The image in the background
When the application is started, or the selected xsf file is deleted the background to the file list panel is black. When a new file is created or an existing file is selected the background becomes white and the components described in the file are shown in black.
A subject component is highlighted on the cross-section image: the other components are grayed. Also there is a little red circle that acts as a cursor indicating a particular feature that is the subject.
Editing changes that affect the image are immediately reflected by changes to the image.
Load case graphics
The reference point is indicated by a little blue circle and the reference axis is also shown in blue.
With the load case editing facilities what is of interest is indicated by circles of a dark cyan color. These circles are slightly larger than the red cursor circle.
Two concentric circles indicate the point with the focus in the three point method, while the other two points are indicated by single circles.
Two concentric circles also indicate the subject of a yield computation.
With a computation result display three concentric circles indicate the location of the axial load (if there is an axial load). If this is outside the area that displays the cross-section the scale of the image is reduced so that it is accommodated. The axial load can possibly be some distance from the cross section so that the reduction is scale affects the readability of the cross section image. There is a button to hide the axial load location that overcomes this problem.
Editing the graphic image
When the selected file has no components the background will be white. As components are added the image display will remain blank white until there are objects with more than one X value and more than one Y value.
Here the word ‘object’ means either a corner of a shape component, a point in a point component or a stress/strain in the description of a material. These objects are in a sequence and are numbered; 0, 1, 2, …. .

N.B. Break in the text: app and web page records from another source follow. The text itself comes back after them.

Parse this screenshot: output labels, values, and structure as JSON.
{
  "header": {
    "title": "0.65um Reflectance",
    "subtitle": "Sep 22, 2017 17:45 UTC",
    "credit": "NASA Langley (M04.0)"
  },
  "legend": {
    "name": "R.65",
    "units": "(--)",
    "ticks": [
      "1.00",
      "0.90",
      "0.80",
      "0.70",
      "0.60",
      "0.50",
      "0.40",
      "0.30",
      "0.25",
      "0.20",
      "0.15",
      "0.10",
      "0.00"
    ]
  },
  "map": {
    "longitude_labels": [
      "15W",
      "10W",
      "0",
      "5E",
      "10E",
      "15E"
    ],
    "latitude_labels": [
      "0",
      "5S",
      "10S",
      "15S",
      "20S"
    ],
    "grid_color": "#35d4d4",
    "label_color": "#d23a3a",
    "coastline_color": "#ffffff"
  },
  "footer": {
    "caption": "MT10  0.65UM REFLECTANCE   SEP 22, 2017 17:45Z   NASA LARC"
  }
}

The data pertaining to an individual object is presented on a moveable panel. These panels are similar to corresponding displays on the iPhone with two toolbars at the top, although the top toolbar has only one button being the ‘+’ button. The second toolbar is the same as that on the iPhone: the Next and Back buttons moving the subject forward and backward through the sequence of objects. Also the object kind and sequence number is indicated by a label in the centre of the toolbar.
The red cursor circle indicates the subject object on the graphic image. Also in the case of a shape component or a stress/strain relationship the line between the subject object and the next object is red. This is intended to indicate where an added new object would appear.
The ‘+’ button in the top right corner will add an object in the sequence after the object that is the subject. If the subject object is not the last the new object will have X, Y values that are half way between that subject object and the next object. Those new X, Y values can then be changed to whatever is required. If, on the other hand, that subject object was the last the new object X, Y values are copied from that subject object. Although those new X, Y values can still be changed to whatever is required the new object is not obvious on the graphic image. In a point component such lost objects make the computations erroneous. The automatic geometry check that happens when a load case is opened should pick up such lost points. The error message is ‘Point components clash at …’.
As with the previous versions a tap on the object identifier on the toolbar will cause a red delete button to appear and a tap on that will delete that object from the sequence.
Also, as with the previous version when an object is added or deleted the sequence numbers are reassigned to all the objects after that added or deleted object.
Similar panels are use for the result details display that presents information about an individual object. On these panels the top toolbar is replaced by a selection box so the user can select the component of interest.